Knowing what to assess and when can prevent a dangerous complication for older adults.
- Older adults are often prescribed psychotropic medications for a variety of conditions.
- Certain classes of these medications can cause prolonged QT syndrome, which is especially dangerous in older adults with co-morbid heart conditions.
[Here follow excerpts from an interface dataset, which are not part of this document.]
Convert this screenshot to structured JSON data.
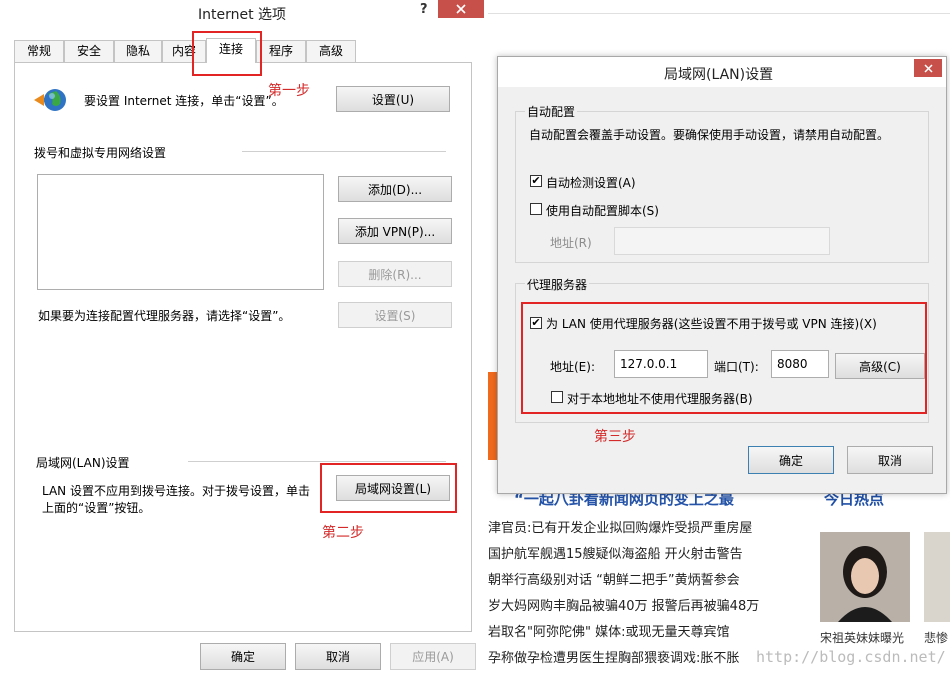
{
  "internet_options": {
    "title": "Internet 选项",
    "help_btn": "?",
    "tabs": [
      "常规",
      "安全",
      "隐私",
      "内容",
      "连接",
      "程序",
      "高级"
    ],
    "setup_text": "要设置 Internet 连接，单击“设置”。",
    "setup_button": "设置(U)",
    "dialup_group": "拨号和虚拟专用网络设置",
    "add_button": "添加(D)...",
    "add_vpn_button": "添加 VPN(P)...",
    "delete_button": "删除(R)...",
    "proxy_text": "如果要为连接配置代理服务器，请选择“设置”。",
    "settings_button": "设置(S)",
    "lan_group": "局域网(LAN)设置",
    "lan_text_1": "LAN 设置不应用到拨号连接。对于拨号设置，单击",
    "lan_text_2": "上面的“设置”按钮。",
    "lan_button": "局域网设置(L)",
    "ok_button": "确定",
    "cancel_button": "取消",
    "apply_button": "应用(A)"
  },
  "lan_dialog": {
    "title": "局域网(LAN)设置",
    "auto_group": "自动配置",
    "auto_desc": "自动配置会覆盖手动设置。要确保使用手动设置，请禁用自动配置。",
    "auto_detect_label": "自动检测设置(A)",
    "auto_detect_checked": true,
    "auto_script_label": "使用自动配置脚本(S)",
    "auto_script_checked": false,
    "address_label": "地址(R)",
    "proxy_group": "代理服务器",
    "use_proxy_label": "为 LAN 使用代理服务器(这些设置不用于拨号或 VPN 连接)(X)",
    "use_proxy_checked": true,
    "proxy_address_label": "地址(E):",
    "proxy_address_value": "127.0.0.1",
    "port_label": "端口(T):",
    "port_value": "8080",
    "advanced_button": "高级(C)",
    "bypass_label": "对于本地地址不使用代理服务器(B)",
    "bypass_checked": false,
    "ok_button": "确定",
    "cancel_button": "取消"
  },
  "annotations": {
    "step1": "第一步",
    "step2": "第二步",
    "step3": "第三步",
    "color": "#e32424"
  },
  "background_page": {
    "headline": "“一起八卦看新闻网页的变上之最",
    "section_title": "今日热点",
    "news": [
      "津官员:已有开发企业拟回购爆炸受损严重房屋",
      "国护航军舰遇15艘疑似海盗船 开火射击警告",
      "朝举行高级别对话 “朝鲜二把手”黄炳誓参会",
      "岁大妈网购丰胸品被骗40万 报警后再被骗48万",
      "岩取名\"阿弥陀佛\" 媒体:或现无量天尊宾馆",
      "孕称做孕检遭男医生捏胸部猥亵调戏:胀不胀"
    ],
    "photo_caption_1": "宋祖英妹妹曝光",
    "photo_caption_2": "悲惨",
    "watermark": "http://blog.csdn.net/"
  }
}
BETTY JENKINS, who’s 72 years old, is brought to the emergency department (ED) by her daughter. Ms. Jenkins has been experiencing dizziness for 3 days and says she “can’t catch my breath.” She also reports that lately she’s been “so tired.” Her health history reveals osteoarthritis, heart failure, and major depression. Ms. Jenkins’ initial vital signs are temperature98.2° F (36.8° C), heart rate (HR) 60 beats per minute (bpm), respiratory rate (RR) 16 breaths per minute, blood pressure (BP) 110/75 mmHg, and oxygen saturation (SpO2) 96% on room air. She’s admitted to the telemetry unit for cardiac monitoring and workup.
History and assessment hints
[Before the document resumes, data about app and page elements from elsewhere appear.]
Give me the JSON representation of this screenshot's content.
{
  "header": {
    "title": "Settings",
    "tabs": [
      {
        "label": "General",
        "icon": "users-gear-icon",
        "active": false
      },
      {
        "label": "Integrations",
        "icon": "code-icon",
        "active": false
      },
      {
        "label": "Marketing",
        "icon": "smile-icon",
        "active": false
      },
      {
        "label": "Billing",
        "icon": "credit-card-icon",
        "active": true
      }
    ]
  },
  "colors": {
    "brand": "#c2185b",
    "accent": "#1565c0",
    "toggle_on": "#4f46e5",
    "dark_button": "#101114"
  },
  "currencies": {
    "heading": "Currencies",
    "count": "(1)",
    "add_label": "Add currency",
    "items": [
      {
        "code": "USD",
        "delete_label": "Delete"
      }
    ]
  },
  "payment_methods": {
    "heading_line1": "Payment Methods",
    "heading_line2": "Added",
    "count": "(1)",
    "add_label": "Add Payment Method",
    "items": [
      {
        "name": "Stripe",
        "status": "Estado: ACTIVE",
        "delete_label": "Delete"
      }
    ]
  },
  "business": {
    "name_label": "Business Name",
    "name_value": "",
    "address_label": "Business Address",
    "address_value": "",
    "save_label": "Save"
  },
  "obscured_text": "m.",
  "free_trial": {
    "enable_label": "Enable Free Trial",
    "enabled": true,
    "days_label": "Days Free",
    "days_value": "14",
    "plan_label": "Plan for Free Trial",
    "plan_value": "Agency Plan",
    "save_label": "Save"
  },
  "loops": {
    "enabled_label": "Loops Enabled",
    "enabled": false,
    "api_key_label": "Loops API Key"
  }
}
Ms. Jenkins’ labs reveal abnormalities: potassium level is 3.1 mEq/L and magnesium level is 1.0 mg/dL (both below normal). The electrocardiogram (ECG) performed in the ED shows sinus rhythm with a rate of 54 bpm. The ECG report includes an alert that the QT interval was 505 ms. Ms. Jenkins denies a history of hypertension or myocardial infarction. Her current home medications include aspirin 81 mg daily, furosemide 40 mg daily, lisinopril 2.5 mg daily, quetiapine 300 mg daily, and ibuprofen 800 mg three times daily as needed for arthritis pain.
When Molly Walker, the bedside nurse, completes her admission assessment, Ms. Jenkins says that she spent a few days in a psychiatric unit a few weeks ago after being “really depressed and I didn’t want to live anymore.”It was during that hospitalization that she was prescribed quetiapine. Ms. Jenkins had recently seen her psychiatrist, who increased her daily quetiapine dose from 150mg to 300 mg daily. Her daughter is worried that this new medication may be too strong for her.
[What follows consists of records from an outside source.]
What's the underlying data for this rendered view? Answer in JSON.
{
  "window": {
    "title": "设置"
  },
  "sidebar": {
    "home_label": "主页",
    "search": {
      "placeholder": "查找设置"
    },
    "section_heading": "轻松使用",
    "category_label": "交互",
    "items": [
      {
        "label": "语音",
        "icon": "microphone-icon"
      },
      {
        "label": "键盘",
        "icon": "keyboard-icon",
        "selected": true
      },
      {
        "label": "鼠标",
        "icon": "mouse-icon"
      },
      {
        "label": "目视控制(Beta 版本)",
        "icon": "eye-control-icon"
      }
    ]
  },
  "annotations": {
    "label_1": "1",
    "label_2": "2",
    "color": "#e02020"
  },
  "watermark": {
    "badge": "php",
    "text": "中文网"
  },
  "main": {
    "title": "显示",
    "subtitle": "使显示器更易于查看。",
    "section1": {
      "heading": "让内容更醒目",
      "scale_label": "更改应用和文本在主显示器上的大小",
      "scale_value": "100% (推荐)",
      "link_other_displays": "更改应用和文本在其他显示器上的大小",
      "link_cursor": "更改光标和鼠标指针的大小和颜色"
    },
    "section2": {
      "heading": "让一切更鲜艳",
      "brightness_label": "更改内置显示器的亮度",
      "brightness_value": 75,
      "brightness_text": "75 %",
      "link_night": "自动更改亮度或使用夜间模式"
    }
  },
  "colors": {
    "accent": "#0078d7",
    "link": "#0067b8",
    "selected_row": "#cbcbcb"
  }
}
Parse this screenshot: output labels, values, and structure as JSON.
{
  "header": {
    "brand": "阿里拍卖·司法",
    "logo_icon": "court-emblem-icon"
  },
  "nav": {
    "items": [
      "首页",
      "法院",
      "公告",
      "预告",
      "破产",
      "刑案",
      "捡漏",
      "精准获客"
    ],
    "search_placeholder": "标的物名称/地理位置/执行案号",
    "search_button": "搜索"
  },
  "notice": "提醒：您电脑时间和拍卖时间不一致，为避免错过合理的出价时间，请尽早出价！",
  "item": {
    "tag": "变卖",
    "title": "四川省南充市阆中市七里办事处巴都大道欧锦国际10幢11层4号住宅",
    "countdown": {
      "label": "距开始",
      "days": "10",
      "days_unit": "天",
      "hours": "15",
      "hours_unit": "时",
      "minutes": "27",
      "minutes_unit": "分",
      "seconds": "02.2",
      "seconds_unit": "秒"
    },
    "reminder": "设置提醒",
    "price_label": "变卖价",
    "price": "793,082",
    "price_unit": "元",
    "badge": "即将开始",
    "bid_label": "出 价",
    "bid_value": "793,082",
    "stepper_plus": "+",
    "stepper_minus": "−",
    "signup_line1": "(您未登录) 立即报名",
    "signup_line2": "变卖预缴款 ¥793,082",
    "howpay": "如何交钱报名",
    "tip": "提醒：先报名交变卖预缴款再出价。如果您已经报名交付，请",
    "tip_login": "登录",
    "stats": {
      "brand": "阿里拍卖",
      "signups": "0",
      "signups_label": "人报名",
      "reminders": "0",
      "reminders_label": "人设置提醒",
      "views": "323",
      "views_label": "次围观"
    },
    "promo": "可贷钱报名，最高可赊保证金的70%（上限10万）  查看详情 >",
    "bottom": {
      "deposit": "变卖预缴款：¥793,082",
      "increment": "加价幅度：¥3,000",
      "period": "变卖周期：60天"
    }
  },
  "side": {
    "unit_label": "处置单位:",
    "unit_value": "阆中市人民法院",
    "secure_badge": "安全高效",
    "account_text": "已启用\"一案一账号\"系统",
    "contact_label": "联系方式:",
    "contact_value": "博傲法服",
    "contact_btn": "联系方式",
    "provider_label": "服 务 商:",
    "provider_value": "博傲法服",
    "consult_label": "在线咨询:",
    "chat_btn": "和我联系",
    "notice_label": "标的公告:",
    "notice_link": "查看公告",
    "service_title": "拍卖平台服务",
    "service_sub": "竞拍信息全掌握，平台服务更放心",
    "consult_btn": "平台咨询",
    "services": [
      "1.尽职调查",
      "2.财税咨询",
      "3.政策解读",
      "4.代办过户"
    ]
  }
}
On the scene
Ms. Jenkins presents with several risk factors for prolonged QT syndrome as well as an actual prolongation of her QT interval at 505 ms. Armed with the knowledge that two of Ms. Jenkins’ medications (quetiapine and furosemide) are on the CredibleMeds®list for QT prolongation (crediblemeds.org/healthcare-providers), Molly contacts the provider to discuss the possibility that these medications may be prolonging Ms. Jenkins’ QT interval and increasing her risk of torsades de pointes (polymorphic ventricular tachycardia). The provider reduces Ms. Jenkins’ quetiapine dose to 150 mg daily and initiates a referral to psychiatry service to consider alternative medications to treat her depression symptoms.The provider also reduces Ms. Jenkins’ dose of furosemide from 40 mg to 20 mg daily for 3 days with a plan to reevaluate before discharge to home.
Education and follow-up
Prolonged QT syndrome is a disturbance in the electrical QRS complex that can result in torsades de pointes and lead to death if not corrected. Risk factors for prolonged QT syndrome include age 65 years or older, baseline QT prolongation, bradycardia, hypokalemia, hypomagnesemia, underlying heart disease, concurrent diuretic therapy, and female gender.
Many older adults are prescribed psychiatric medications—including antipsychotics, selective monoamineoxidase inhibitors, and tricyclic and tetracyclic antidepressants—that may cause prolonged QT syndrome.
After the medication adjustments, including being switched to a new antidepressant, Ms. Jenkins’ QT interval returns to normal. Before discharging Ms. Jenkins, Molly explains the importance of providing a list of all the medications she’s taking when she interacts with clinicians in the hospital or in the provider’s office to avoid prolonged QT interval in the future.
Being aware of the many factors that can contribute to prolonged QT syndrome will help you more quickly identify patients who are at risk for this deadly syndrome.
*Names are fictitious.
Jennifer Russell is a staff nurse at Northeastern Health System in Tahlequah, Oklahoma. Helen Farrar is an assistant professor at the Fran and Earl Ziegler College of Nursing at the University of Oklahoma Health Sciences Center in Tulsa.
Tisdale JE, Jaynes HA, Kingery JR, et al. Development and validation of a risk score to predict QT interval prolongation in hospitalized patients. Circ Cardiovasc Qual Outcomes. 2013;6(4):479-87.